Unless NCAA rules change, the Shrine Bowl won’t be back at Memorial Stadium in 2013. Schools in the FBS and FCS cannot host all-star games under a rule the NCAA enacted last fall.
Steve Nelson of Lincoln, the Shrine’s executive director, said the NCAA allowed his group to use the stadium in 2012 because there was an existing contract.
“Memorial Stadium has been an awesome venue. It’s been a big thing for the kids, many who only get to play here this once,” Nelson said. “In any event, the Shrine Bowl is going to go on.”
He said Seacrest Field in Lincoln, where the 2005 Shrine Bowl was played, is a possibility for next year’s game that will be played on June 1.
Quarterback duty not new for Ott
When the South needed a yard for its first offensive touchdown, it inserted Iowa recruit Drew Ott of Giltner at quarterback. Ott smashed across from the 1 for a 14-3 lead late in the second quarter.
Ott said he played quarterback for the Hornets twice last season, against Harvard and Howells. “And I was 6 for 6 passing, 100 percent.”
Would his Shrine coaches have let him throw?
“I don’t think they trusted me that much,’’ he said.
New haircuts sign of team unity
With few exceptions, the North’s helmets were hiding Mohawk haircuts. The clippers came out midweek, players said, with quarterback Ryker Fyfe of Grand Island the first to be shorn.
“Graham Nabity and Mitch Alexander cut it off,’’ Fyfe said. “If the quarterback did it, they figured, then everybody would.”
So what explained the red-dyed long locks of Scottsbluff linebacker Seth Rohrer? Dyed hair was the original team-bonding idea.
The North tried to get head coach Travis Hawk of Alliance to conform to the new hairstyle.
“I fibbed a little and said we had family photos coming up,’’ he said.
South coaches pooled knowledge
Credit Papillion-La Vista’s Jeff Govier — an assistant for the South — for the team’s hurry-up offense, head coach Leigh Schmale of Elmwood-Murdock said.
“I saw his team play Southeast in the semifinals, and I wanted to find out how he gets the kids to the line of scrimmage so quickly,” Schmale said. “It really turned out to be a momentum-changer for us.”
Simpson, Reilly named MVPs
Fellow Nebraska walk-ons Brad Simpson of Ralston and Brandon Reilly of Lincoln Southwest received the game’s most valuable player awards in a vote of sportswriters and broadcasters.

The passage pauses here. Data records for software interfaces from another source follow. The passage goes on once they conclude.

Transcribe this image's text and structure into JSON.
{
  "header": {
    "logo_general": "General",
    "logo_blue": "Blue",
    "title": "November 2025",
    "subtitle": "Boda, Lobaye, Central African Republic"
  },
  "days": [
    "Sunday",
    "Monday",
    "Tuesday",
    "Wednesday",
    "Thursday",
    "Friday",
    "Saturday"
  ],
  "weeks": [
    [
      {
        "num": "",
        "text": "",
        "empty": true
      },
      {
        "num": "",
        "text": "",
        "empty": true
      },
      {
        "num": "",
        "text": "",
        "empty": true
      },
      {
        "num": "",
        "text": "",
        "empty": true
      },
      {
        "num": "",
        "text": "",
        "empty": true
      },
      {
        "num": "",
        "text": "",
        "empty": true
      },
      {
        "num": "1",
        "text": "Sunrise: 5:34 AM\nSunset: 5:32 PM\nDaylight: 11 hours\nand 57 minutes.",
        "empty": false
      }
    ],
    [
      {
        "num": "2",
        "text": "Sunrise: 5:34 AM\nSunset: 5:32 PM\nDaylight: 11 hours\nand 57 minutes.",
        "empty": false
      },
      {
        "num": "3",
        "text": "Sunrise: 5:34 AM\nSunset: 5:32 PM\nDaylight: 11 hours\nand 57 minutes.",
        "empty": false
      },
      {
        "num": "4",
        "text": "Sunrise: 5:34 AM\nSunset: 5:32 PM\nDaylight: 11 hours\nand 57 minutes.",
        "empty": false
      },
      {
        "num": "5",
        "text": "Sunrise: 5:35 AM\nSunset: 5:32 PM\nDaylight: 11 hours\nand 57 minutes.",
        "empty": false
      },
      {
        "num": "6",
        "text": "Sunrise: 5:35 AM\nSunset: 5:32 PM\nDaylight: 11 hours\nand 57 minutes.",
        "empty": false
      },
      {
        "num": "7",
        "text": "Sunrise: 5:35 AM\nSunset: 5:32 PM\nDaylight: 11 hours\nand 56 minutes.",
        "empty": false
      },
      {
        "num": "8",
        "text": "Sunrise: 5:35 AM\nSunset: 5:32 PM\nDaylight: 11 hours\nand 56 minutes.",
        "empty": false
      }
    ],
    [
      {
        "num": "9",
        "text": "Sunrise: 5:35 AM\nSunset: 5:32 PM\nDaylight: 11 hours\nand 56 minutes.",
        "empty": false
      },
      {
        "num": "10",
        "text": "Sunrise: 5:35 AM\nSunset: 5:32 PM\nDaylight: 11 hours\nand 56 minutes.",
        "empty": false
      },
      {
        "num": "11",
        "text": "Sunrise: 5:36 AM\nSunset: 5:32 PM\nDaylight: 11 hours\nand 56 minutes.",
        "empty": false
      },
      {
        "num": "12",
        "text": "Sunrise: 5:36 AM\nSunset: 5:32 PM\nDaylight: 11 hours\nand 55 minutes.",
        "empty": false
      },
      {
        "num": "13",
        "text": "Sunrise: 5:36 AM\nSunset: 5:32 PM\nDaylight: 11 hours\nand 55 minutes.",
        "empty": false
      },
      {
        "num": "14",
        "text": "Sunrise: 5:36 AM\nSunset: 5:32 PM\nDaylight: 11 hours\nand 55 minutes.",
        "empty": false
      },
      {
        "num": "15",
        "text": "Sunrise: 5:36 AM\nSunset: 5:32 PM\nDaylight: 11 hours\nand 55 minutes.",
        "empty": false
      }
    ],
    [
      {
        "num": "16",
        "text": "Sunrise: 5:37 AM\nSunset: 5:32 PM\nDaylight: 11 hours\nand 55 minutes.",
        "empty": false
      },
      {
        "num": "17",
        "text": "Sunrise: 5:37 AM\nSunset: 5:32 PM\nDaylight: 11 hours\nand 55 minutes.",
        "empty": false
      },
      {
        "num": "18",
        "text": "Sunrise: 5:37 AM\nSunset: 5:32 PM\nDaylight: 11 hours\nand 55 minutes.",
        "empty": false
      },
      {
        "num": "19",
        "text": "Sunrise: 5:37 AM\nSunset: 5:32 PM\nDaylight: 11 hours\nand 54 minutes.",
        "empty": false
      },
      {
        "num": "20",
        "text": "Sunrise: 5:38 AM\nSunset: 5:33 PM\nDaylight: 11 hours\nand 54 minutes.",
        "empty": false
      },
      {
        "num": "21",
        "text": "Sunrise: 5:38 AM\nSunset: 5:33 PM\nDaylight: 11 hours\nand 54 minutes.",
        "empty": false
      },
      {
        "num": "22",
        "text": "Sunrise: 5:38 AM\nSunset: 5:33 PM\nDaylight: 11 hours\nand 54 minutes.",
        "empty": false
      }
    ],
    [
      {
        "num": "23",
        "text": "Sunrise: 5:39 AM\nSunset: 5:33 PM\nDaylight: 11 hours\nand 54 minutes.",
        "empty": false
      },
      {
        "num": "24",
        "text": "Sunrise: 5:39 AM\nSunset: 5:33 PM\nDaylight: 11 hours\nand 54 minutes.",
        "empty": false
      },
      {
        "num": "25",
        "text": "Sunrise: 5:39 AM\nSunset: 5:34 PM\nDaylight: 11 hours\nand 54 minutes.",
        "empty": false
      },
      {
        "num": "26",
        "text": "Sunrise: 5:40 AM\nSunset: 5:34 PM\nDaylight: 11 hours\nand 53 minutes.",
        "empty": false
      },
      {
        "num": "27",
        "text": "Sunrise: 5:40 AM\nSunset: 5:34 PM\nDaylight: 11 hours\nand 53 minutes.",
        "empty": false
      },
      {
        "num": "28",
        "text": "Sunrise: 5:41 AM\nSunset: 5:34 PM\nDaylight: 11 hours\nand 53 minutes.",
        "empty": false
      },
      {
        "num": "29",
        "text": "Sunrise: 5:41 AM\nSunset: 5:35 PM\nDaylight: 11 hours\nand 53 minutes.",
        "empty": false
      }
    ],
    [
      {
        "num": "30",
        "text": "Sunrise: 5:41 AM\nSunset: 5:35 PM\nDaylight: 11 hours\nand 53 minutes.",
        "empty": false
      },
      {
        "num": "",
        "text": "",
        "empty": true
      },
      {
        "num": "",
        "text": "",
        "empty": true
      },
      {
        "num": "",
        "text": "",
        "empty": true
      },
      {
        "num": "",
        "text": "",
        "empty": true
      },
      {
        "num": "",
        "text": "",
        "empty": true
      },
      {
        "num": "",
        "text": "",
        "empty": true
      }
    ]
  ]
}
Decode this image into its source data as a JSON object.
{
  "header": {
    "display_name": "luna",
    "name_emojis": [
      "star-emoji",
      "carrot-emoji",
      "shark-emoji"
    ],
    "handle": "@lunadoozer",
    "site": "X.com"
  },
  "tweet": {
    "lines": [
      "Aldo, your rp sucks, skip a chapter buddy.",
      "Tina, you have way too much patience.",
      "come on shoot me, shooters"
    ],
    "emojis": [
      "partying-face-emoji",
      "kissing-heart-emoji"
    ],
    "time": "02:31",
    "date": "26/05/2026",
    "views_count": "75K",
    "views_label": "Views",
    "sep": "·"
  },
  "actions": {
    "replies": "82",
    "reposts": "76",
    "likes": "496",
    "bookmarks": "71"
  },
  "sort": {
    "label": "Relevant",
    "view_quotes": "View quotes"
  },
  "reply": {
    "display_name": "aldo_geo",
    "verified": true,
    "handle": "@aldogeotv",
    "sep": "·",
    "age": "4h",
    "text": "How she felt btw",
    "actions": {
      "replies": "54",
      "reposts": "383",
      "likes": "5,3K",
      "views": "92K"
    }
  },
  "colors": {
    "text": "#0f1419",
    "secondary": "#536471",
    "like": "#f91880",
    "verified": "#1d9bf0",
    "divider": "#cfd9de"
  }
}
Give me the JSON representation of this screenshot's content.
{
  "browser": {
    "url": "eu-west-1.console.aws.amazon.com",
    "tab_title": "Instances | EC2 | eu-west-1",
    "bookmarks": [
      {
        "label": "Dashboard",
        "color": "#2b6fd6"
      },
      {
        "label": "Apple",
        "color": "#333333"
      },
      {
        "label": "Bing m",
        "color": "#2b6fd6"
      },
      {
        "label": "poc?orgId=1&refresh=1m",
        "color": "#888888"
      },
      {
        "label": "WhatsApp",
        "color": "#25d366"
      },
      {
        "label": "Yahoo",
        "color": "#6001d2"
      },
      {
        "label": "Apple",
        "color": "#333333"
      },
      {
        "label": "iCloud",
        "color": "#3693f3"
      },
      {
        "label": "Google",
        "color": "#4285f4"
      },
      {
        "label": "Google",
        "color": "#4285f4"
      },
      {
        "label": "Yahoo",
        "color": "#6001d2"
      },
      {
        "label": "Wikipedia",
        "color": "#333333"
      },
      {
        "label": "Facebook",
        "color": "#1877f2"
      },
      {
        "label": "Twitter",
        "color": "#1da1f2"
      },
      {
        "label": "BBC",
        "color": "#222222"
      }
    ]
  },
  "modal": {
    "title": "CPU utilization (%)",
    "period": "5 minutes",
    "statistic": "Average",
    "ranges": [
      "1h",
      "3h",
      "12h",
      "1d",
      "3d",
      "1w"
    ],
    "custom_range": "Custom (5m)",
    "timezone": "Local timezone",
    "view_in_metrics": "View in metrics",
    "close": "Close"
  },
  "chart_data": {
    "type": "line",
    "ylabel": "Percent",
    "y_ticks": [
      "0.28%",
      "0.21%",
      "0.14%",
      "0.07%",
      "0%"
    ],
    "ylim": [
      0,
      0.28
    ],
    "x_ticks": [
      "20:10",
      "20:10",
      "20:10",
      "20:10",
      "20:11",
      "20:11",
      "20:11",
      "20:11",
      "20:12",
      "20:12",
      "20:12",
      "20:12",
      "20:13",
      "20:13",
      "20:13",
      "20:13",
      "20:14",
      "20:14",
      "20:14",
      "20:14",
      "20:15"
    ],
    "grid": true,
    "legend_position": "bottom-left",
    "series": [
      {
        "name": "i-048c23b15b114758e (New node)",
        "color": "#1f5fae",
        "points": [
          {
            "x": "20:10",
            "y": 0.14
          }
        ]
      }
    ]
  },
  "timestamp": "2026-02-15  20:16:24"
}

Simpson had six tackles, including a sack on the game’s opening play, and scored on a 21-yard interception return two plays after the sack.
“We came out with a couple big plays on defense,’’ Simpson said, “and that shut (the North) up for a little bit.”
Reilly had 118 yards and a touchdown on six receptions from quarterback Derek McGinnis of Crete. Reilly was 2 yards from the Shrine Bowl receiving-yardage record of 120 set last year by Gretna’s Cole Spurgeon for the South.
“In practice all the time, Derek was always finding me,’’ Reilly said. “It was just good chemistry. He’s a good quarterback.”
North dusts off bounceroosky pass
Almost 30 years after Nebraska used it, the bounceroosky pass (lateral) that Irving Fryar caught from Turner Gill and threw downfield to Mitch Krenk in 1982 was successful again on the Memorial Stadium turf.
The North picked up 36 yards as quarterback Ryker Fyfe bounced it to Grand Island teammate Sam Foltz, who threw to Cole Chvatal of Wahoo Neumann. It led to Terry Grigsby scoring on a 17-yard pass play to end his team’s scoring.